* [Interface dataset entries]:
=-=-=

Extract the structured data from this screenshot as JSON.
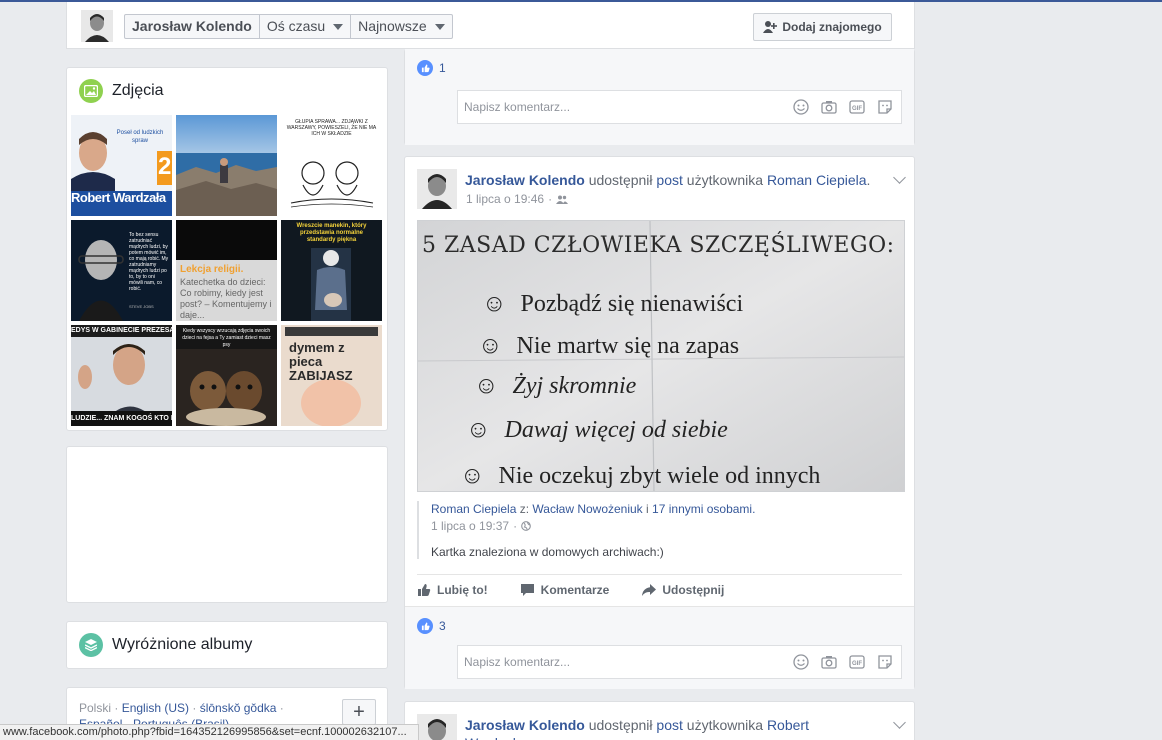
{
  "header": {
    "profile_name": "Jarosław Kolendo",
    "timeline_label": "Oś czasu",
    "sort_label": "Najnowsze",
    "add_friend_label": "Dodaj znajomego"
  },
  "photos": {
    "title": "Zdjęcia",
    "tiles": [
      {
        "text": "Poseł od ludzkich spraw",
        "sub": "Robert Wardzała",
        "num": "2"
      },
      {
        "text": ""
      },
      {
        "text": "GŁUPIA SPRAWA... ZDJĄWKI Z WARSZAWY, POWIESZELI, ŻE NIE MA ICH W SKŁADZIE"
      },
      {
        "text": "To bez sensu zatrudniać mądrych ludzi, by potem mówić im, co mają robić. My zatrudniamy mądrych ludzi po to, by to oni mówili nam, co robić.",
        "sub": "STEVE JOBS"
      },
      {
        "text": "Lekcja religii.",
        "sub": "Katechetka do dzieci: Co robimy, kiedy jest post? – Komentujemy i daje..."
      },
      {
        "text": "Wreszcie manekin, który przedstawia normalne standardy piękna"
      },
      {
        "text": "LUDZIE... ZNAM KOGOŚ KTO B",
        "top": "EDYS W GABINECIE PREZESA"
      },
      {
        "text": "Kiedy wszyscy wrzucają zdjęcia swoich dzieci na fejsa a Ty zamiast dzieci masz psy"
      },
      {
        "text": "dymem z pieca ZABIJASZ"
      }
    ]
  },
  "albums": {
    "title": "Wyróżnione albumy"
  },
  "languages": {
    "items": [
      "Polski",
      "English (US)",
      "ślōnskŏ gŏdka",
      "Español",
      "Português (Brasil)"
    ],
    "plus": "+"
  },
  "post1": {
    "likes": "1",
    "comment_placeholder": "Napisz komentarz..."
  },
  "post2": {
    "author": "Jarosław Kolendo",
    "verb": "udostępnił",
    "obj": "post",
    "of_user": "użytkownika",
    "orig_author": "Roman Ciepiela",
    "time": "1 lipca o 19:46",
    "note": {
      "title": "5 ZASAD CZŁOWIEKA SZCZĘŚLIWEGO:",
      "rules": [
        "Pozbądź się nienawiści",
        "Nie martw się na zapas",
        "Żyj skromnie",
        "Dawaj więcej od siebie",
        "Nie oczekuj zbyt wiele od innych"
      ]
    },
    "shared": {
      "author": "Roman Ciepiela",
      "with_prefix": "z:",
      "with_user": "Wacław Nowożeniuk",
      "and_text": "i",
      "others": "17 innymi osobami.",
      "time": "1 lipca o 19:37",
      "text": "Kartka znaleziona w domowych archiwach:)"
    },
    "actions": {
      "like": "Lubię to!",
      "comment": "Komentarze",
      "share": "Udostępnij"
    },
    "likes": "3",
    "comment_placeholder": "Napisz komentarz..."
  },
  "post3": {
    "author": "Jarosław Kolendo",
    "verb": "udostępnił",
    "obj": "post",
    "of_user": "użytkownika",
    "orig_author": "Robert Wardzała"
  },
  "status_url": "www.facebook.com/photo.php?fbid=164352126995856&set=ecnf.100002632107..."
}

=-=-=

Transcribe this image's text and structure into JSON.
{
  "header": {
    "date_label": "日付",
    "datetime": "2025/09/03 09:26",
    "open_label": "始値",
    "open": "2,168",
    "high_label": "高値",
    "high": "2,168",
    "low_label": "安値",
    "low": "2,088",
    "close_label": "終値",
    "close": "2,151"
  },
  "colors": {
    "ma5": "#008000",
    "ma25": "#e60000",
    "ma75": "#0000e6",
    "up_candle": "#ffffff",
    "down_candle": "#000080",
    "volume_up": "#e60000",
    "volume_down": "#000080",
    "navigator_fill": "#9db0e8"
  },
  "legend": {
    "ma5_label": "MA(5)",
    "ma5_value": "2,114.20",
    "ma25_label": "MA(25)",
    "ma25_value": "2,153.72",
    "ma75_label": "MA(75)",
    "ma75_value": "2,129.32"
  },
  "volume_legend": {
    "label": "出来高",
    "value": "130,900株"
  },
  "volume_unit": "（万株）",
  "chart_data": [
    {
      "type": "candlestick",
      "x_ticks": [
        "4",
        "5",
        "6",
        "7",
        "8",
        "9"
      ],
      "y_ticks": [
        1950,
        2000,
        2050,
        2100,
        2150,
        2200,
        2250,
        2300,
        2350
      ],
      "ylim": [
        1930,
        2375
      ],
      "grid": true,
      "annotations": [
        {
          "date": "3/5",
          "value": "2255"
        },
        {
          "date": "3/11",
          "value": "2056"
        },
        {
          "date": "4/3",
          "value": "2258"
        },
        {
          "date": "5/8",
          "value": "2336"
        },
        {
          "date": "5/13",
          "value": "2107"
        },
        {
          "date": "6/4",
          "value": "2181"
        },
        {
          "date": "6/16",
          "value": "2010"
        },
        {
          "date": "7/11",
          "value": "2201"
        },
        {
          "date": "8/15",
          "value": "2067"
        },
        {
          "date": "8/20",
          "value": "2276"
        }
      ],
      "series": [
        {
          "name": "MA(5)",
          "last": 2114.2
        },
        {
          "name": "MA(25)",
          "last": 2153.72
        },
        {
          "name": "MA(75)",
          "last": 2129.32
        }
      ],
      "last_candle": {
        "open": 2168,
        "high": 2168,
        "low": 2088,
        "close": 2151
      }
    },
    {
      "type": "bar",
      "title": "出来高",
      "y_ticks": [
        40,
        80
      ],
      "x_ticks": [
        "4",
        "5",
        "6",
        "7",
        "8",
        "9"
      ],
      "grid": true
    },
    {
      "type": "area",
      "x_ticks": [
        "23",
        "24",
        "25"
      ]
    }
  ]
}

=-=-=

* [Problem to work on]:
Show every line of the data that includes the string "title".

* [Task result]:
    "title": "Zdjęcia",
    "title": "Wyróżnione albumy"
      "title": "5 ZASAD CZŁOWIEKA SZCZĘŚLIWEGO:",
      "title": "出来高",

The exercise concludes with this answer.